- My handle in online games is DrWombat. Because Wombats own. My current avatar on my counter-strike clan’s forum is to the right. If you don’t know what it is, you make me sad.
- My tastes often put me in a demographic 30 years my senior. Examples: Neil Diamond, Murder, She Wrote, Leo Kottke, PBS’ Mystery!
- In college, I was so enamored of M*A*S*H (the Altman film, not the TV show) that I worked Hawkeye’s distinctive whistle into my vocabulary. I’m currently working on “Fooey!” from Nero Wolfe.
- I wish I were a better photographer.
If you’re reading this and you blog and you found it somewhat amusing and you feel like it, consider yourself tagged.
From “Missing My Son”
…How, how is that possible? I’ve only got a little tuna fish and, uh, some skim milk and, uh, mustard and, uh, loaf of bread…
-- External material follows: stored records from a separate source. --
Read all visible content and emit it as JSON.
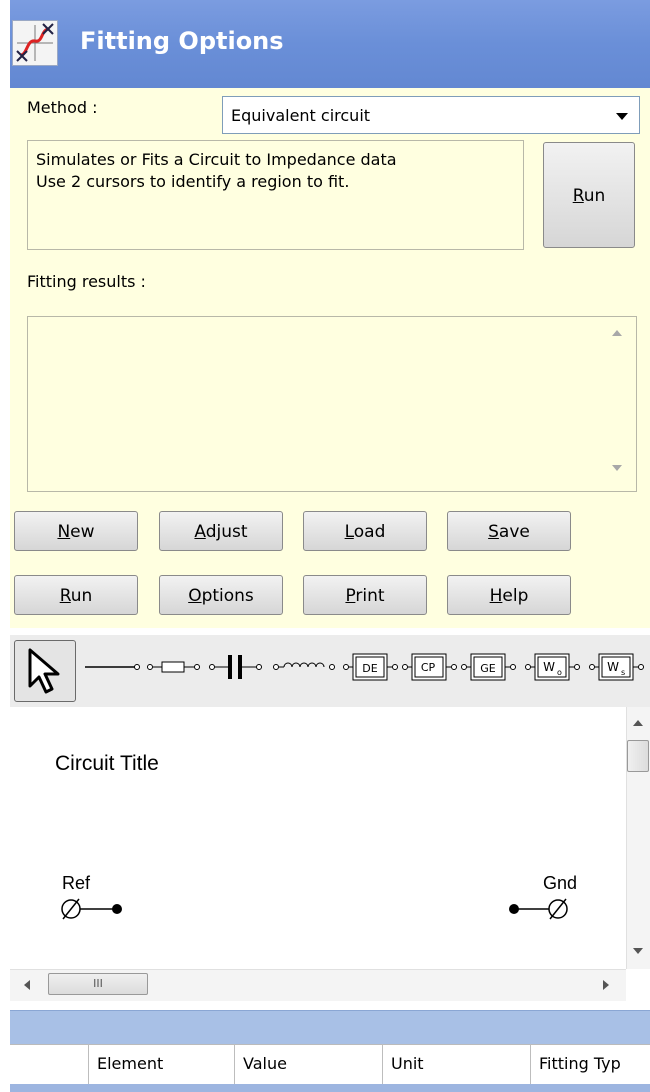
{
  "window": {
    "title": "Fitting Options"
  },
  "method": {
    "label": "Method :",
    "selected": "Equivalent circuit"
  },
  "description": {
    "line1": "Simulates or Fits a Circuit to Impedance data",
    "line2": "Use 2 cursors to identify a region to fit."
  },
  "run_top": {
    "mnemonic": "R",
    "rest": "un"
  },
  "results": {
    "label": "Fitting results :"
  },
  "buttons_row1": [
    {
      "mnemonic": "N",
      "rest": "ew"
    },
    {
      "mnemonic": "A",
      "rest": "djust"
    },
    {
      "mnemonic": "L",
      "rest": "oad"
    },
    {
      "mnemonic": "S",
      "rest": "ave"
    }
  ],
  "buttons_row2": [
    {
      "mnemonic": "R",
      "rest": "un"
    },
    {
      "mnemonic": "O",
      "rest": "ptions"
    },
    {
      "mnemonic": "P",
      "rest": "rint"
    },
    {
      "mnemonic": "H",
      "rest": "elp"
    }
  ],
  "toolbar": {
    "tools": [
      "pointer-icon",
      "wire-icon",
      "resistor-icon",
      "capacitor-icon",
      "inductor-icon",
      "de-element-icon",
      "cpe-element-icon",
      "ge-element-icon",
      "wo-element-icon",
      "ws-element-icon"
    ],
    "labels": {
      "de": "DE",
      "cp": "CP",
      "ge": "GE",
      "wo": "W",
      "wo_sub": "o",
      "ws": "W",
      "ws_sub": "s"
    }
  },
  "circuit": {
    "title": "Circuit Title",
    "ref": "Ref",
    "gnd": "Gnd"
  },
  "hscroll": {
    "grip": "III"
  },
  "grid": {
    "columns": [
      "Element",
      "Value",
      "Unit",
      "Fitting Typ"
    ]
  },
  "colors": {
    "titlebar": "#6a8fd8",
    "panel": "#ffffe0",
    "grid_header": "#a8c0e6"
  }
}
TW has a sandwhich in his future.
by John Berendt
1. The criticism about this book was that it didn’t hold up to comparison with Midnight in the Garden of Good and Evil. While I agree, I think City of Falling Angels has its own charm. I enjoy Berendt’s meaty descriptions and skillful method for telling stories. In particular, he’s very good at telling both sides of dramatic events, often shaping his tale to make the reader oscillate between one side and another. For example, his story of the death of a popular Venician poet involved strongarm tactics, shady publishers, shady maybe-hustlers, and a hanging-or-murder. At the beginning I found myself, duped by Berendt’s careful style, siding wholeheartedly with one man, a much-harrangued friend of the deceased poet. As the story emerges, however, we come to wonder about his motives, and the character of the poet twists and turns. By the end, we side with the friendly grocer, hardly remembering the accusations of hustling and blackmail slung earlier in the story.
It would be worth photocopying a chapter or two of this book for a course in creative non-fiction. Berendt is a master of real-life characters and their stories.
2. As I listened, I couldn’t help but imagine John Cusak roaming the streets of Venice, not this guy:
On the other hand, I guess Cusak wasn’t terrible casting 10 years ago when Midnight was written:
And I just noticed, Berendt is wearing an open-collar white shirt in both photos. I think it’s the same shirt.
3. Second audiobook in a row to mention oak park:
Listened to in audiobook form.
by Bob Newhart
I thoroughly enjoyed this performance (not really an audiobook since there was no book to begin with). It’s a clever memoir that was extremely fun to listen to. Newhart’s distinctive cadence and pacing works very well here.
When I moved to the Chicago area, I moved to Oak Park, a village immediately to the west of the city. When Jenny and I bought our house two years later, we bought in Forest Park, one suburb further out. Strangely enough, Oak Park gets mentioned all the time. Here’s Bob’s take on it: